It's no secret Danielle Smith regards the Reform party as the model for her Wildrose Party, often invoking Preston Manning's message of fiscal restraint and decentralized government as she too looks to displace a Progressive Conservative government.

Now, Tom Flanagan - the academic who worked as an aide to both Manning and Stephen Harper and served as Wildrose's campaign manager this spring - says it's time for Wildrose to follow the same path Reform took as it morphed into the Canadian Alliance and then the federal Conservative Party.

Cancellation of long-form census taking toll on Statistics Canada data

OTTAWA - Prime Minister Stephen Harper's cancellation of the long-form census has started to take a toll on Statistics Canada's data.

The agency released its final tranche of the 2011 census last week, focusing on languages, but it included a big warning that cautions data users about comparing key facts against censuses of the past.

"Data users are advised to exercise caution when evaluating trends related to mother tongue and home language that compare 2011 census data to those of previous censuses," Statistics Canada states bluntly in a box included in its census material.

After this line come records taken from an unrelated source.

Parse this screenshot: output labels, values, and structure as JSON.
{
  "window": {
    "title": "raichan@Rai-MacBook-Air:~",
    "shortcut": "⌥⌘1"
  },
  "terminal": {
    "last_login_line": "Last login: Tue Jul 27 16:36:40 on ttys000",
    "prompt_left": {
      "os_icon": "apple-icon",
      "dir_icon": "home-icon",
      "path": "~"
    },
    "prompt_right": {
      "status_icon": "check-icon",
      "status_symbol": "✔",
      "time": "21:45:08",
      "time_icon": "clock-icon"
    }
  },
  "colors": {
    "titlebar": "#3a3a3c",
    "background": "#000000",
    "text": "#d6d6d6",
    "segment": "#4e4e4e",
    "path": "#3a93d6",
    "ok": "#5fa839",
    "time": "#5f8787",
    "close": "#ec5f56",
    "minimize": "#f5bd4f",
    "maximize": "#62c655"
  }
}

Publicity Could Hurt Miner Recruitment Fees Probe: Bell

British Columbia’s Minister of Jobs, Tourism and Skills and Training says the investigation into how Chinese coal miners are hired could be hampered by the publicity and politics surrounding the issue.

Last week a Tyee article revealed a recruitment company claiming to be based in B.C. was offering Chinese coal miners a chance to work in Canada in exchange for $12,500 in fees.

Pat Bell said the attention the media has given the recruiter story as well as other details about the project could be a problem for investigators.